VI. REFERENCES 1. Song Sieu Am Cao Tang. [Internet]. [Cited: Feb 10, 2011]. Available at: http://www.mediplantex.com/Noidung/Thong_tin_huu_ich/song_sieu_cao_tan..../ 2. Animal Health. [Internet]. [Cited: Feb 10, 2011]. Available at:

http://www.ilri.org/InfoServ/Webpub/fulldocs/LivProd/chapter2.htm 3. Hemocytometer.
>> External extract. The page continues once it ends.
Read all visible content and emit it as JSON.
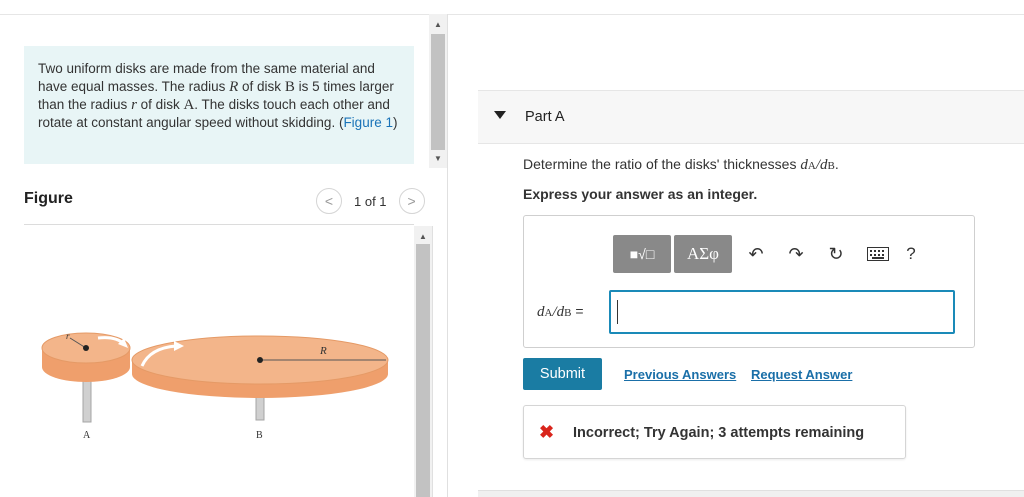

Internet]. [Cited: Feb 10, 2011]. Available at:

http://en.wikipedia.org/wiki/Hemocytometer 4. Parviz Tajik, Wei-Hua Wang, Kiyoshi Okuda, and Koji Niwa. (1994). Internet]. [Cited: Feb 10, 2011]. Available at:
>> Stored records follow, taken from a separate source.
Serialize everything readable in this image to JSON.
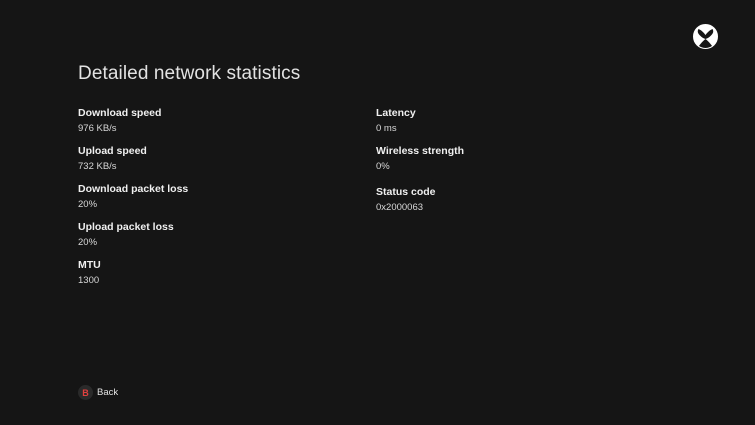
{
  "page": {
    "title": "Detailed network statistics"
  },
  "stats_left": [
    {
      "label": "Download speed",
      "value": "976 KB/s"
    },
    {
      "label": "Upload speed",
      "value": "732 KB/s"
    },
    {
      "label": "Download packet loss",
      "value": "20%"
    },
    {
      "label": "Upload packet loss",
      "value": "20%"
    },
    {
      "label": "MTU",
      "value": "1300"
    }
  ],
  "stats_right": [
    {
      "label": "Latency",
      "value": "0 ms"
    },
    {
      "label": "Wireless strength",
      "value": "0%"
    },
    {
      "label": "Status code",
      "value": "0x2000063"
    }
  ],
  "footer": {
    "back_glyph": "B",
    "back_label": "Back"
  },
  "colors": {
    "background": "#151515",
    "b_button": "#e0413f"
  },
  "icons": {
    "logo": "xbox-logo-icon"
  }
}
http://www.biolreprod.org/content/50/6/1231.full.pdf